During an IC review, a party may apply for a hearing to be conducted by the Commissioner: section 55B.
States and territories
Australian Capital Territory: The Freedom of Information Act 1989 (ACT) does not provide for an Information or Freedom of Information Commissioner. Apart from internal review (see paragraph “Internal review” of this chapter) there is provision only for review by the ACT Civil and Administrative Tribunal (ACAT).
Northern Territory: An Information Commissioner is established by the Information Act 2002 (NT) section 85(1). By section 103 of that Act a person aggrieved by a decision of a public sector organisation on an application for review by the organisation may complain to the Commissioner about the decision. Within 90 days of receiving a complaint, the Commissioner must decide whether to accept or reject the complaint and notify the complainant in writing of that decision: section 106(1). The grounds on which the Commissioner may reject a complaint are set out in section 106(3) and (4).
New South Wales: The Government Information (Public Access) Act 2009 (NSW) section 89(1) gives a person aggrieved by a reviewable decision of an agency a right to have that decision reviewed by the Information Commissioner. The decision must first have been the subject of internal review except in certain cases: section 89(2). Application must be made within 40 days after notice of the decision to which the review relates is given: section 90. On a review the Commissioner may make such recommendations to the agency about the decision as may be thought appropriate: section 92(1).
Queensland: The Right to Information Act 2009 (Qld) section 85 provides for external review and enables a person affected by a reviewable decision to apply to have that decision reviewed by the Information Commissioner. Some decisions are not reviewable: see section 86. The application must be made in accordance with section 88. The procedure on external review is in the discretion of the Commissioner: section 95(1)(a). The Commissioner may affirm, vary or set aside the decision: section 110(1).
South Australia: No Freedom of Information Commissioner is provided for in the Freedom of Information Act 1991 (SA). However, external review is available to a relevant review authority (which may be the Ombudsman) under section 39 of that Act.
Tasmania: As with South Australia, no Freedom of Information Commissioner is provided for in the Right to Information Act 2009 (Tas). However, external review does exist under section 44 of that Act to the Ombudsman in the case of the decisions specified in section 43.

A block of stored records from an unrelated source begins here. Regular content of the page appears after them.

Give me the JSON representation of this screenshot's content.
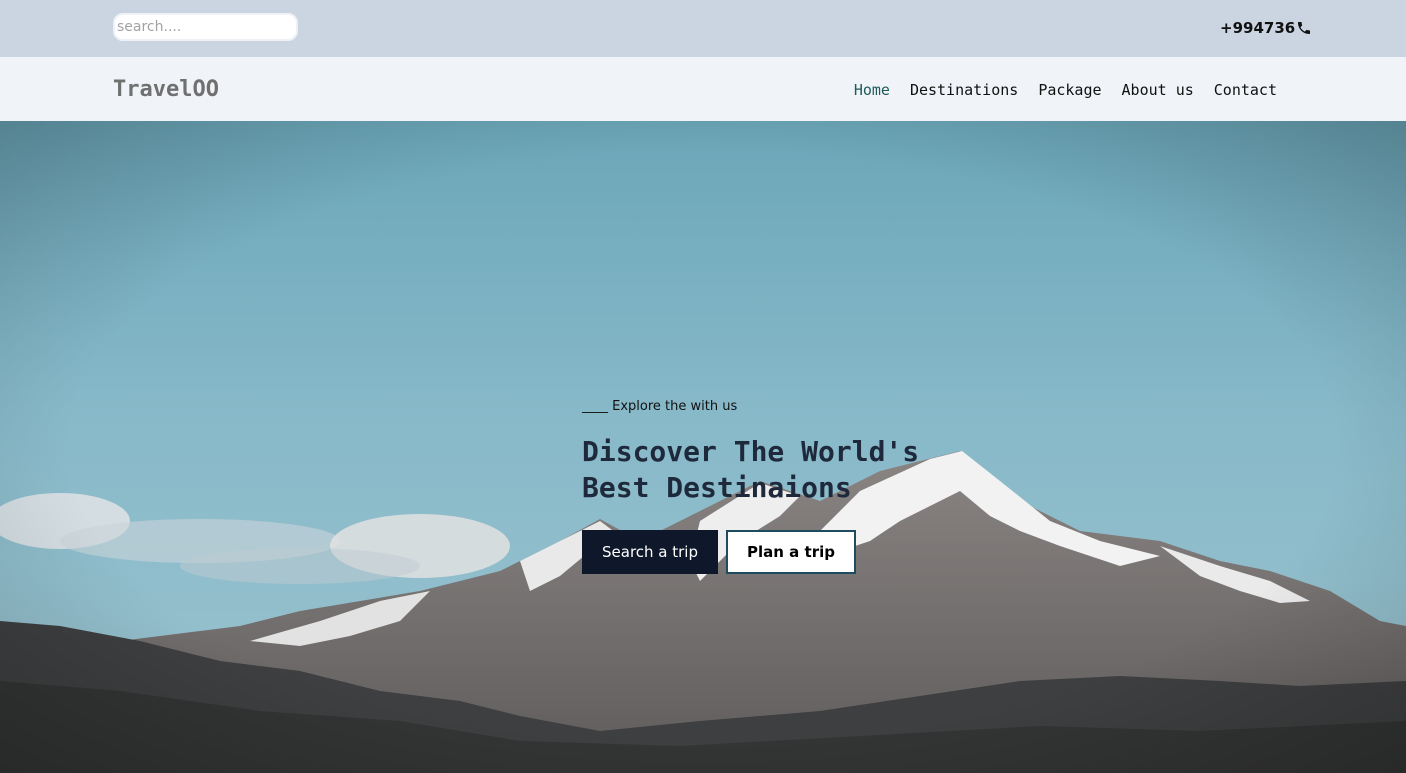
{
  "topbar": {
    "search_placeholder": "search....",
    "phone": "+994736",
    "phone_icon": "phone-icon"
  },
  "navbar": {
    "logo": "TravelOO",
    "links": [
      "Home",
      "Destinations",
      "Package",
      "About us",
      "Contact"
    ],
    "active": "Home"
  },
  "hero": {
    "tagline": "____ Explore the with us",
    "headline_line1": "Discover The World's",
    "headline_line2": "Best Destinaions",
    "primary_button": "Search a trip",
    "secondary_button": "Plan a trip"
  },
  "colors": {
    "topbar_bg": "#cbd5e1",
    "navbar_bg": "#f0f4f9",
    "primary_button_bg": "#0f172a",
    "secondary_button_border": "#1e4b5e",
    "headline": "#1e293b"
  }
}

Victoria: Victoria does not provide for internal review in the Freedom of Information Act 1982 (Vic) but it does allow application to be made for review to the Freedom of Information Commissioner under section 49A. The application for review must be made within 28 days after the day on which notice is given of the decision: section 49B(1). By section 49L(1) the Commissioner may with the applicant’s agreement refer the matter to the agency in question for reconsideration if it appears reasonably likely a fresh decision is able to be made in a way satisfactory to the applicant.
Western Australia: Under the Freedom of Information Act 1992 (WA) the Information Commissioner is able to receive complaints under section 65. Generally, a complaint may not be lodged unless internal review has been applied for and completed: see section 66(5) and (6). The Commissioner may make a decision confirming, varying or setting aside the decision in question: section 76(2).